A few years ago I wrote that during my time in Japan, I became intrigued with the ancient art of kintsugi. Legend has it that it began with shogun Ashikaga Yoshimasa, who broke a treasured teacup. After numerous failed attempts to fix the cup, a team of artisans put it back together using a form of resin mixed with powdered gold. The result was not only the restoration of a prized teacup but the complete transformation of the cup into a piece of art with golden lines where the break occurred.

When a teapot, vase or saucer is damaged, it breaks in unique ways — no two cracks or fractures would ever be the same — meaning the golden scar from the kintsugi process is always distinctive. The word kintsugi literally means “golden repair,” but many refer to it as the art of precious scars.

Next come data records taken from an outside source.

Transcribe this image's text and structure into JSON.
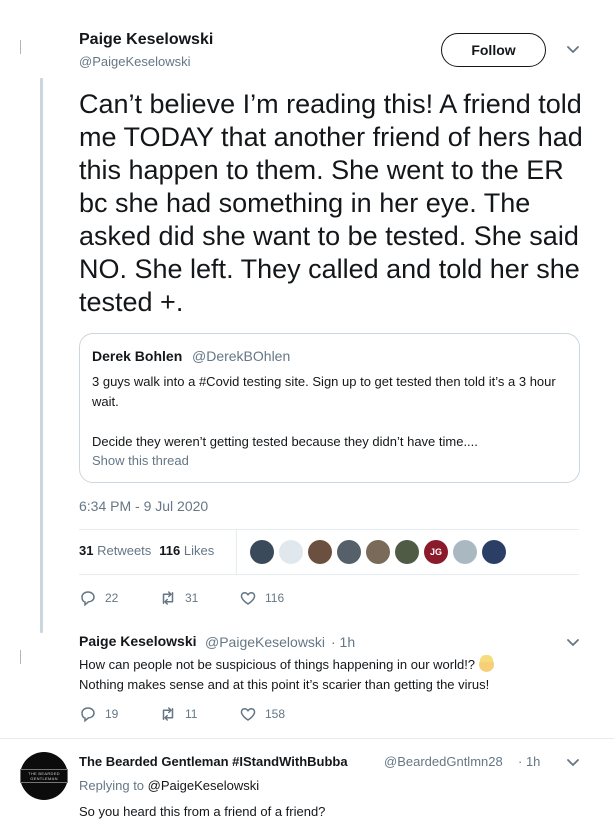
{
  "main_tweet": {
    "author_name": "Paige Keselowski",
    "author_handle": "@PaigeKeselowski",
    "follow_label": "Follow",
    "text": "Can’t believe I’m reading this! A friend told me TODAY that another friend of hers had this happen to them. She went to the ER bc she had something in her eye. The asked did she want to be tested. She said NO. She left. They called and told her she tested +.",
    "quote": {
      "author_name": "Derek Bohlen",
      "author_handle": "@DerekBOhlen",
      "line1": "3 guys walk into a #Covid testing site. Sign up to get tested then told it’s a 3 hour wait.",
      "line2": "Decide they weren’t getting tested because they didn’t have time....",
      "show_thread": "Show this thread"
    },
    "timestamp": "6:34 PM - 9 Jul 2020",
    "retweets_count": "31",
    "retweets_label": "Retweets",
    "likes_count": "116",
    "likes_label": "Likes",
    "liker_avatars": [
      {
        "initials": "",
        "color": "#3a4a5a"
      },
      {
        "initials": "",
        "color": "#e1e8ed"
      },
      {
        "initials": "",
        "color": "#6b4f3f"
      },
      {
        "initials": "",
        "color": "#55606a"
      },
      {
        "initials": "",
        "color": "#7a6a5a"
      },
      {
        "initials": "",
        "color": "#4f5b45"
      },
      {
        "initials": "JG",
        "color": "#8b1a2b"
      },
      {
        "initials": "",
        "color": "#aab8c2"
      },
      {
        "initials": "",
        "color": "#2b3f66"
      }
    ],
    "actions": {
      "replies": "22",
      "retweets": "31",
      "likes": "116"
    }
  },
  "reply1": {
    "author_name": "Paige Keselowski",
    "author_handle": "@PaigeKeselowski",
    "time": "· 1h",
    "line1": "How can people not be suspicious of things happening in our world!?",
    "line2": "Nothing makes sense and at this point it’s scarier than getting the virus!",
    "actions": {
      "replies": "19",
      "retweets": "11",
      "likes": "158"
    }
  },
  "reply2": {
    "author_name": "The Bearded Gentleman #IStandWithBubba",
    "author_handle": "@BeardedGntlmn28",
    "time": "· 1h",
    "avatar_label": "THE BEARDED GENTLEMAN",
    "replying_prefix": "Replying to",
    "replying_handle": "@PaigeKeselowski",
    "text": "So you heard this from a friend of a friend?"
  },
  "icons": [
    "chevron-down-icon",
    "reply-icon",
    "retweet-icon",
    "heart-icon"
  ],
  "colors": {
    "text": "#14171a",
    "muted": "#657786",
    "border": "#ccd6dd",
    "divider": "#e6ecf0"
  }
}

Being vulnerable enough to acknowledge our brokenness is the beginning of individual improvement and societal change. Author Brené Brown wrote, “Vulnerability sounds like truth and feels like courage. Truth and courage aren’t always comfortable, but they’re never weakness.”

The art of precious scars, whether applied to individuals, organizations or nations begins with the kind of vulnerability that echoes truth and fosters courage.

The people of this land are very much broken. Even America’s welcoming symbol of freedom, the Statue of Liberty, invites the broken to come:

Give me your tired, your poor,

Your huddled masses yearning to breathe free,

The wretched refuse of your teeming shore.

Send these, the homeless, tempest-tost to me,

I lift my lamp beside the golden door!”

In the golden, restoring and renewing light of liberty, brokenness can be repaired and redeemed.

Some, seeing the cracks and incongruence of our country’s flawed founders from the distorted rearview mirror of history, have declared this vessel of freedom, America, to be irredeemable and broken beyond repair. In so doing they miss entirely the essence of the nation.

History, at its core, is a testament to precious scar tissue. Individual and societal lessons are learned and relearned through imperfect people, less than noble leaders and humble citizens who rise up out of the imperfections of independence, freedom and self-government.

The American story is indeed an inspiring story of redemption. Individuals have overcome, outcasts have risen up and the prejudice and injustice of the past have been cast in the perpetual process of being purged from society. Progress is uneven, occasionally paused and sometimes pushed backward. But this nation has proven it is possible to become stronger in its broken places.

All of us are broken. By acknowledging our flaws and imperfections, we can find the beauty and strength that come from our brokenness. The chips and cracks of life, failure, frustration and anxiety can create golden scars that make us stronger and immensely more valuable.

MacArthur was right that a better world could emerge from the brokenness of the war, “a world founded upon faith and understanding — a world dedicated to the dignity of man and the fulfillment of his most cherished wish — for freedom, tolerance and justice.” His words may be more applicable to those of us living in the brokenness of 2020 than they were to those living in 1945.

As a country we need to become more courageously vulnerable by recognizing scar tissue and understanding the infinite value within the brokenness of every human being. By confronting some uncomfortable conversations, with each other and within ourselves, we may find that we can actually become stronger in our broken places and have precious and priceless scars of gold to prove it.